I certainly hopes she likes that piece of jewelry! If you're purchasing a home, it's better to finance a piece of furniture, which would be seen as an installment loan, I believe.
Your credit score is atrocious from the lender's point of view and just barely within the limits of a sub-prime loan.
I'd say that your fiancee is in much better shape than you are, but you should both wait for several months before applying for a mortgage. During this time, SAVE MONEY FOR A DOWN PAYMENT. If you put down at least 20% (and closing cost), you can avoid PMI (private mortgage insurance). This will save you $45/month, which is roughly $600 per year in your case. The other way to avoid PMI is by paying up-front (about 1%) and rolling this into the cost of your mortgage.
I guess since you're paying collections, you can't settle for a lower amount. Are you paying your original creditor or are you paying a third party? You should see if they'd be willing to erase the item from your credit report if you paid them. Of course, I don't know what kind of luck you'd have with that.
If you pay bills on time and in full, it looks really nice to those who are looking at your mortgage application. Reducing your debt is another good thing, but if you have too much available credit, your lender may want you to close the accounts and this would hurt your score.
Is there any way that your fiancee could qualify entirely in her name with her income?
AVOID ARMs LIKE THE PLAGUE!!! Interest rates are going nowhere but up, ESPECIALLY for sub-prime.
(1) I don't know enough about your credit report to give you an accurate answer. I'm assuming that since your bill went into collections that it was severely late. Late payments can really ding your credit score, considering that it accounts for 35% of the FICO. Debt-to-credit-limit ratio is 30% and you should keep this ratio as low as you can. 15% is calculated from the age of your accounts, so do whatever you can to keep your oldest credit cards. Reduce the credit limit if you have to, but keep them open! Pay the balances off in full each month if you can. If you use the card frequently enough, you won't show $0 as the balance on the credit report. (TRUST ME! I've paid my credit card off in full every month and it always shows a balance.) 10% is mix of credit and you have the least control over that aspect, really, since no one says what the prime mix is. (You don't need a loan of each type to have a good score...) 10% is the search for new credit. Since you both recently got secured credit cards, it may take a few months to get your scores up as these inquiries hurt your score.

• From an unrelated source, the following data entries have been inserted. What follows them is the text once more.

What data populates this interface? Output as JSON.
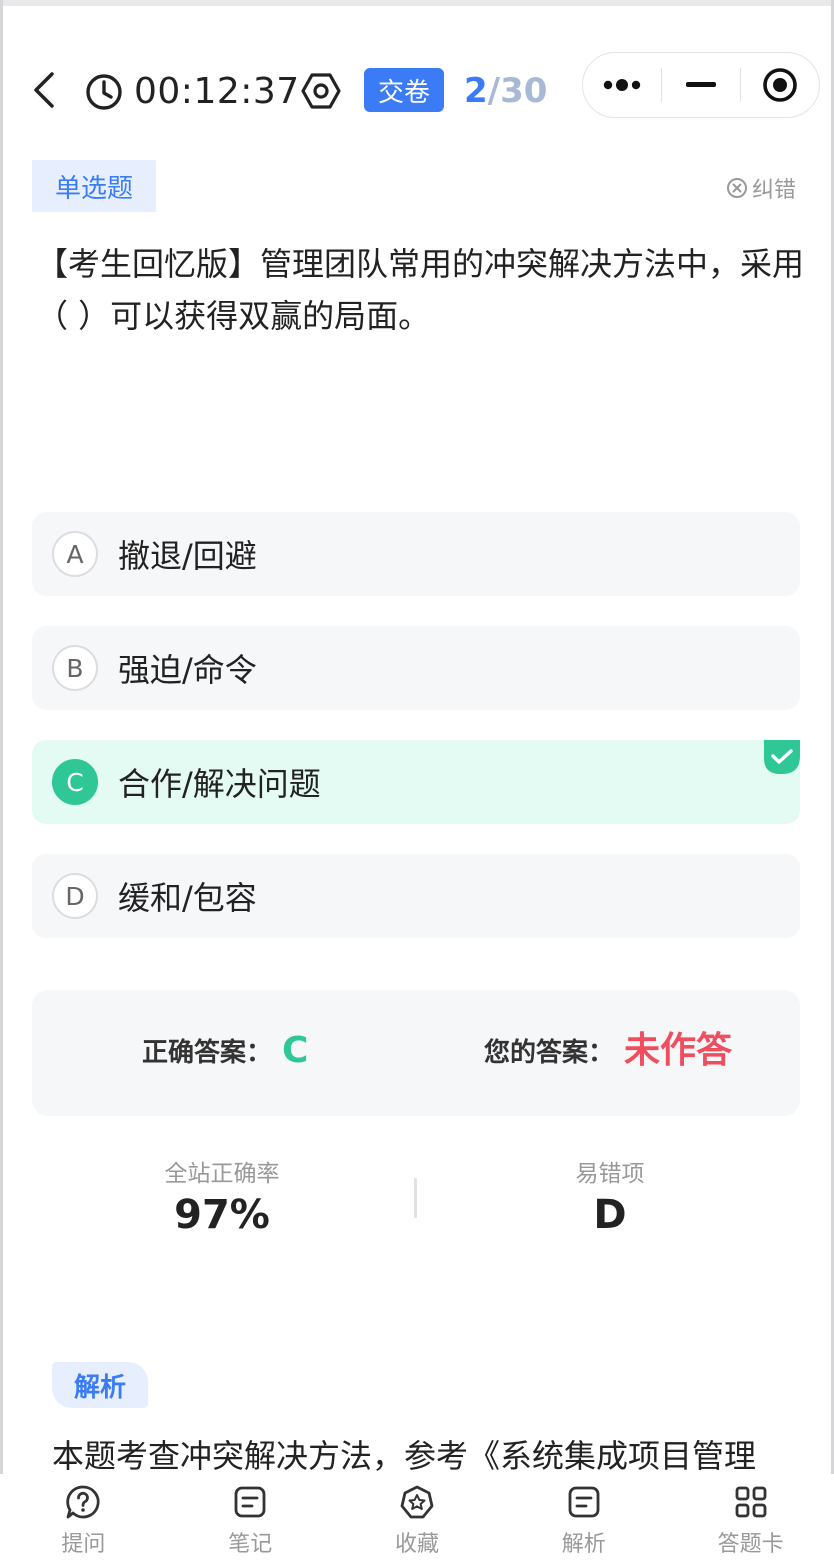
{
  "header": {
    "timer": "00:12:37",
    "submit_label": "交卷",
    "progress_current": "2",
    "progress_total": "/30"
  },
  "capsule": {
    "icons": [
      "more-icon",
      "minimize-icon",
      "close-target-icon"
    ]
  },
  "question": {
    "type_label": "单选题",
    "report_label": "纠错",
    "text": "【考生回忆版】管理团队常用的冲突解决方法中，采用（  ）可以获得双赢的局面。",
    "options": [
      {
        "letter": "A",
        "text": "撤退/回避",
        "state": "normal"
      },
      {
        "letter": "B",
        "text": "强迫/命令",
        "state": "normal"
      },
      {
        "letter": "C",
        "text": "合作/解决问题",
        "state": "correct"
      },
      {
        "letter": "D",
        "text": "缓和/包容",
        "state": "normal"
      }
    ]
  },
  "result": {
    "correct_label": "正确答案：",
    "correct_value": "C",
    "yours_label": "您的答案：",
    "yours_value": "未作答"
  },
  "stats": {
    "accuracy_label": "全站正确率",
    "accuracy_value": "97%",
    "common_wrong_label": "易错项",
    "common_wrong_value": "D"
  },
  "analysis": {
    "tag": "解析",
    "text": "本题考查冲突解决方法，参考《系统集成项目管理"
  },
  "bottombar": {
    "tabs": [
      {
        "label": "提问",
        "icon": "question-bubble-icon"
      },
      {
        "label": "笔记",
        "icon": "note-icon"
      },
      {
        "label": "收藏",
        "icon": "favorite-icon"
      },
      {
        "label": "解析",
        "icon": "analysis-icon"
      },
      {
        "label": "答题卡",
        "icon": "answer-card-icon"
      }
    ]
  },
  "colors": {
    "accent": "#3b7cf6",
    "correct": "#2fc795",
    "wrong": "#f04e5e"
  }
}
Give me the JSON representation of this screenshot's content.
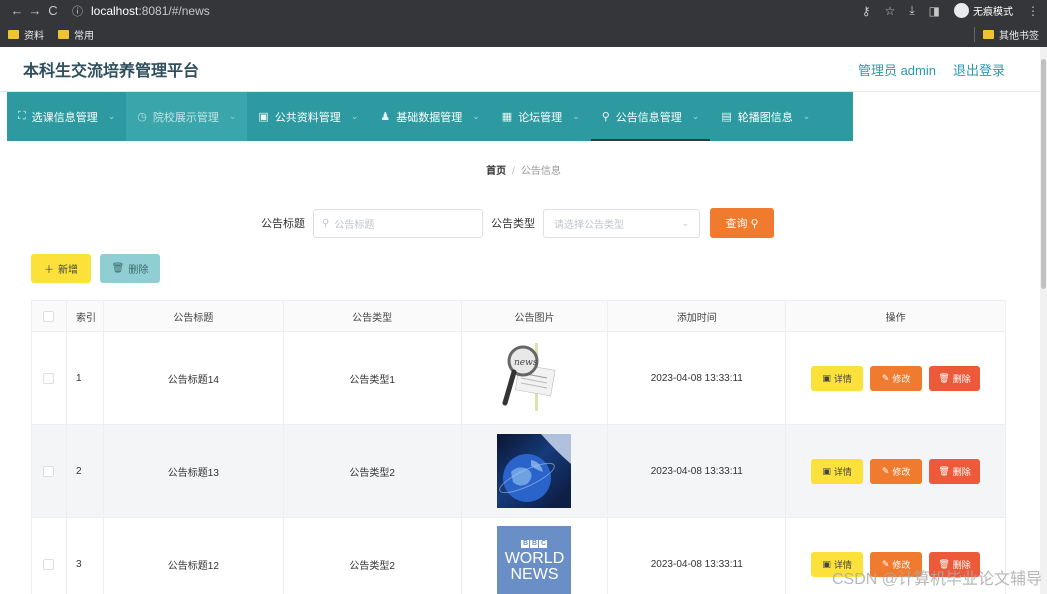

(2) I'd still suggest giving at least a 20% down payment. As for interest rates, if you get a fixed-rate mortgage, it will be cheaper in the long-run. The method the lender will take to figure out your FICO score will depend on who the lender is. Some will average all 3 FICO scores (1 from each credit bureau), some will take the middle score, some will take the lowest score.
(3) Consult the website's FAQ section.
· 1 decade ago